The Los Angeles Times reports on a study in Science that has discovered a neuronal mechanism that may underlay resilience in the face of stress.

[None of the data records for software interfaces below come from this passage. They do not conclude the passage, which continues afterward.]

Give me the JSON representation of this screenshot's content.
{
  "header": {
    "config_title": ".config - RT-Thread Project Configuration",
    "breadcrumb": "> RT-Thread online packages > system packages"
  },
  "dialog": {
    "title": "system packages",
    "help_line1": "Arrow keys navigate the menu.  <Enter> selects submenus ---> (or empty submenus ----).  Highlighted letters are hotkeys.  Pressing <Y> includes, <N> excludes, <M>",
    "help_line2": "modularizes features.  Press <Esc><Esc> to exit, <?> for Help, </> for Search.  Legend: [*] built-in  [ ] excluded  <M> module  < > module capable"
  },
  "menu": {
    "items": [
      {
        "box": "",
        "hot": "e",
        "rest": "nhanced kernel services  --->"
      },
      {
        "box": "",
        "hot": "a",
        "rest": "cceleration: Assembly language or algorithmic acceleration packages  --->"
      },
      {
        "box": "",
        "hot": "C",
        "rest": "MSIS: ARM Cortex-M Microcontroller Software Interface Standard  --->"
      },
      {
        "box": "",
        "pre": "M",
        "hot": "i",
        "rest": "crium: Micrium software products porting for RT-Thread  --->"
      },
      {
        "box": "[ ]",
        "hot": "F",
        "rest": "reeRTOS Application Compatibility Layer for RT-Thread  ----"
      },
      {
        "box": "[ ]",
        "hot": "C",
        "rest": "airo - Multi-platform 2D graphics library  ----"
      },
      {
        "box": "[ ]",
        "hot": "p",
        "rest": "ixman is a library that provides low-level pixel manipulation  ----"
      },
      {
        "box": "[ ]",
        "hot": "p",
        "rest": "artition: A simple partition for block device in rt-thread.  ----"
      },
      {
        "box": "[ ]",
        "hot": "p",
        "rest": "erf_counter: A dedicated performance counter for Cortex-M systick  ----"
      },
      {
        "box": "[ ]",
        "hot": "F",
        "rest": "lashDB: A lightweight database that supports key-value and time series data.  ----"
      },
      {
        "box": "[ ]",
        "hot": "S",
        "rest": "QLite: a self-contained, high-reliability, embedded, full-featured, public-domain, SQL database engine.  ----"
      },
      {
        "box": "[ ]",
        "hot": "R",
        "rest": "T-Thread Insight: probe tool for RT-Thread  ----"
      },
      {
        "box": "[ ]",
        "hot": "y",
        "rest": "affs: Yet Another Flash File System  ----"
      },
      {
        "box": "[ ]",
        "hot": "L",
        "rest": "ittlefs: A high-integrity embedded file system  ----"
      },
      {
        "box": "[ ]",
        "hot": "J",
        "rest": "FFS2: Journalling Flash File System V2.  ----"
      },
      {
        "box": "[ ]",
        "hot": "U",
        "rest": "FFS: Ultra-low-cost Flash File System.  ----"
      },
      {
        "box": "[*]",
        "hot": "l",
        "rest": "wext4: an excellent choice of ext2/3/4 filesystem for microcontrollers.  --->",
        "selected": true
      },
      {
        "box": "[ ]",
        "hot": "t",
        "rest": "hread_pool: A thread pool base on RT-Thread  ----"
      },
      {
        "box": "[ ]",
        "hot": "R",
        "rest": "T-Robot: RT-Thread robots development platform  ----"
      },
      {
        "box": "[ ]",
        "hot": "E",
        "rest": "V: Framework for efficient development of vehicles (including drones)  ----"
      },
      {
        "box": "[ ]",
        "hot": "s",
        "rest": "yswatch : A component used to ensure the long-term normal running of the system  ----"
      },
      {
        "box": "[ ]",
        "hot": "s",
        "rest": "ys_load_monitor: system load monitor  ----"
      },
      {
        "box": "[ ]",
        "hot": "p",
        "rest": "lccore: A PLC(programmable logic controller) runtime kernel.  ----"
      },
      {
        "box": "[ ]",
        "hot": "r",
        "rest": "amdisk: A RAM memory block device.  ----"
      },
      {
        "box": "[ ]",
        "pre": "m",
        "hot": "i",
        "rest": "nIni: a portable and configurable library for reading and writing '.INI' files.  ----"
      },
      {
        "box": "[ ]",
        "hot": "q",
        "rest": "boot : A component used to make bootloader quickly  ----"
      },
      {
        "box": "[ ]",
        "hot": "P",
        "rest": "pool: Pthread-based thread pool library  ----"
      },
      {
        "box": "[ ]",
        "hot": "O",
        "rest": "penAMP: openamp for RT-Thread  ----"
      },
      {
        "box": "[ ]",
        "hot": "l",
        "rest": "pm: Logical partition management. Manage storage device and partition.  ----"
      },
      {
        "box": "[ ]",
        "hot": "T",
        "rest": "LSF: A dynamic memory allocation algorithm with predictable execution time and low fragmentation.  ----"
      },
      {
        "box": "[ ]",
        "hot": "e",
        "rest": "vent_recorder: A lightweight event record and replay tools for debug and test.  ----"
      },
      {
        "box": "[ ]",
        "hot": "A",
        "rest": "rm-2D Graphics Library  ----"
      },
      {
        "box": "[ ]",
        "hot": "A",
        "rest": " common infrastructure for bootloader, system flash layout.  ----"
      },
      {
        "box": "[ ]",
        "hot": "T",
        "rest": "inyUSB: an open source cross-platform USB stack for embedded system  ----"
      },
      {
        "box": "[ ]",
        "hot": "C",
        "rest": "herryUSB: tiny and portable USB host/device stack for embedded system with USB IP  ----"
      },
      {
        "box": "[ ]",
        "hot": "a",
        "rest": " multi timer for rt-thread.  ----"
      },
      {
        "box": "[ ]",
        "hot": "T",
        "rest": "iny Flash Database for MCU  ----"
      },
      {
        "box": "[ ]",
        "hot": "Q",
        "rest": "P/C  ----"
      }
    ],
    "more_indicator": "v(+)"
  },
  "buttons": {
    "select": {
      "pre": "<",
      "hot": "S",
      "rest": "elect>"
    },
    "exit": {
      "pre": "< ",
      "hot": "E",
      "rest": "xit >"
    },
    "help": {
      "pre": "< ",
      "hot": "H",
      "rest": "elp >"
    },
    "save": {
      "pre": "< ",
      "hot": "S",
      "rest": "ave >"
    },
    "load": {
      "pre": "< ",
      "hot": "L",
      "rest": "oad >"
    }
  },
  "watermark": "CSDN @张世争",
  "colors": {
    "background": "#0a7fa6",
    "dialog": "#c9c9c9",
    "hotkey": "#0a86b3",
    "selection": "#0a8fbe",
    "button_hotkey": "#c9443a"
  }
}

Research observed rats who were under stress due to chronic isolation or attack by their litter-mates and found that the mice who were least likely to behave in socially defeated ways showed hyperactivity in “dopaminergic cells in the brain’s ventral tegmentum, a key node in the brain’s reward circuitry.” Furthermore, “using antidepressant medication, viruses and lights that turn circuits on and off,” researchers activated “the chemical processes that induced the same level of hyperactivity seen in the ventral tegmenta of resilient mice…and made depression-prone mice more hardy and happy in the face of stress.” The results suggest that in the psychologically resilient, the brain produces its own chemical countermeasures.

Read it in the Los Angeles Times.

Read the study in Science.